Recorded data:
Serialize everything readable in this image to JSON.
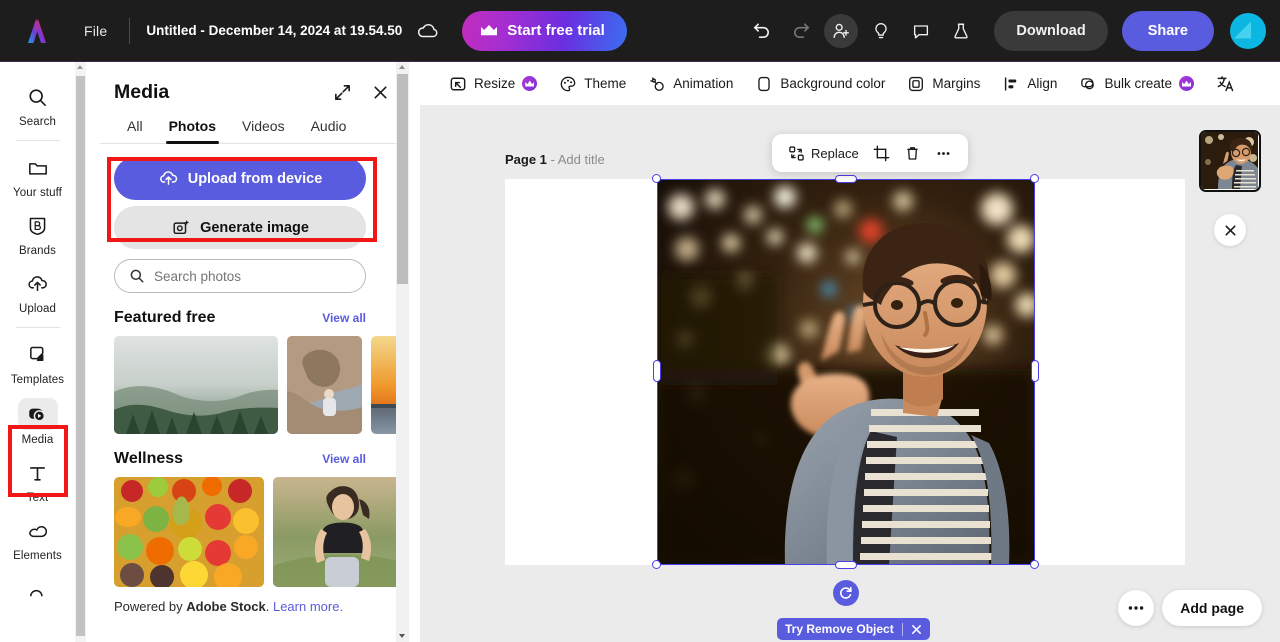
{
  "topbar": {
    "logo_icon": "adobe-express-logo",
    "file_menu": "File",
    "doc_title": "Untitled - December 14, 2024 at 19.54.50",
    "cloud_icon": "cloud-sync-icon",
    "trial_button": "Start free trial",
    "trial_icon": "crown-icon",
    "undo_icon": "undo-icon",
    "redo_icon": "redo-icon",
    "invite_icon": "add-user-icon",
    "ideas_icon": "lightbulb-icon",
    "comment_icon": "comment-icon",
    "labs_icon": "beaker-icon",
    "download_button": "Download",
    "share_button": "Share",
    "avatar_icon": "user-avatar",
    "accent_purple": "#5a5ce0",
    "bg": "#1d1d1d"
  },
  "rail": {
    "items": [
      {
        "label": "Search",
        "icon": "search-icon",
        "selected": false
      },
      {
        "label": "Your stuff",
        "icon": "folder-icon",
        "selected": false
      },
      {
        "label": "Brands",
        "icon": "brand-shield-icon",
        "selected": false
      },
      {
        "label": "Upload",
        "icon": "upload-cloud-icon",
        "selected": false
      },
      {
        "label": "Templates",
        "icon": "templates-icon",
        "selected": false
      },
      {
        "label": "Media",
        "icon": "media-icon",
        "selected": true
      },
      {
        "label": "Text",
        "icon": "text-icon",
        "selected": false
      },
      {
        "label": "Elements",
        "icon": "elements-icon",
        "selected": false
      }
    ]
  },
  "panel": {
    "title": "Media",
    "expand_icon": "expand-diagonal-icon",
    "close_icon": "close-icon",
    "tabs": [
      {
        "label": "All",
        "active": false
      },
      {
        "label": "Photos",
        "active": true
      },
      {
        "label": "Videos",
        "active": false
      },
      {
        "label": "Audio",
        "active": false
      }
    ],
    "upload_button": "Upload from device",
    "upload_icon": "upload-cloud-icon",
    "generate_button": "Generate image",
    "generate_icon": "generate-sparkle-icon",
    "search_placeholder": "Search photos",
    "search_value": "",
    "search_icon": "search-icon",
    "sections": [
      {
        "title": "Featured free",
        "view_all": "View all",
        "thumbs": [
          "misty-forest-photo",
          "woman-on-rocks-photo",
          "orange-sunset-photo"
        ]
      },
      {
        "title": "Wellness",
        "view_all": "View all",
        "thumbs": [
          "fruits-vegetables-photo",
          "woman-jogging-photo"
        ]
      }
    ],
    "powered_prefix": "Powered by ",
    "powered_brand": "Adobe Stock",
    "powered_mid": ". ",
    "powered_link": "Learn more."
  },
  "context_toolbar": {
    "items": [
      {
        "label": "Resize",
        "icon": "resize-icon",
        "premium": true
      },
      {
        "label": "Theme",
        "icon": "palette-icon",
        "premium": false
      },
      {
        "label": "Animation",
        "icon": "animation-icon",
        "premium": false
      },
      {
        "label": "Background color",
        "icon": "background-color-icon",
        "premium": false
      },
      {
        "label": "Margins",
        "icon": "margins-icon",
        "premium": false
      },
      {
        "label": "Align",
        "icon": "align-icon",
        "premium": false
      },
      {
        "label": "Bulk create",
        "icon": "bulk-create-icon",
        "premium": true
      },
      {
        "label": "",
        "icon": "translate-icon",
        "premium": false
      }
    ]
  },
  "canvas": {
    "page_label_bold": "Page 1",
    "page_label_rest": " - Add title",
    "float_toolbar": {
      "replace_label": "Replace",
      "replace_icon": "replace-icon",
      "crop_icon": "crop-icon",
      "delete_icon": "trash-icon",
      "more_icon": "more-horizontal-icon"
    },
    "rotate_icon": "rotate-icon",
    "selection_color": "#4a3ee8",
    "remove_badge": {
      "label": "Try Remove Object",
      "close_icon": "close-icon",
      "color": "#5a5ce0"
    },
    "more_pages_icon": "more-horizontal-icon",
    "add_page_button": "Add page",
    "thumbnail": "selected-photo-thumbnail",
    "thumbnail_close_icon": "close-icon",
    "selected_image": "man-with-glasses-peace-sign-night-bokeh"
  },
  "highlights": {
    "color": "#f21717",
    "regions": [
      "media-rail-item",
      "upload-from-device-button"
    ]
  }
}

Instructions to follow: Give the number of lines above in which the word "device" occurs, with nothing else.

Exercise response: 2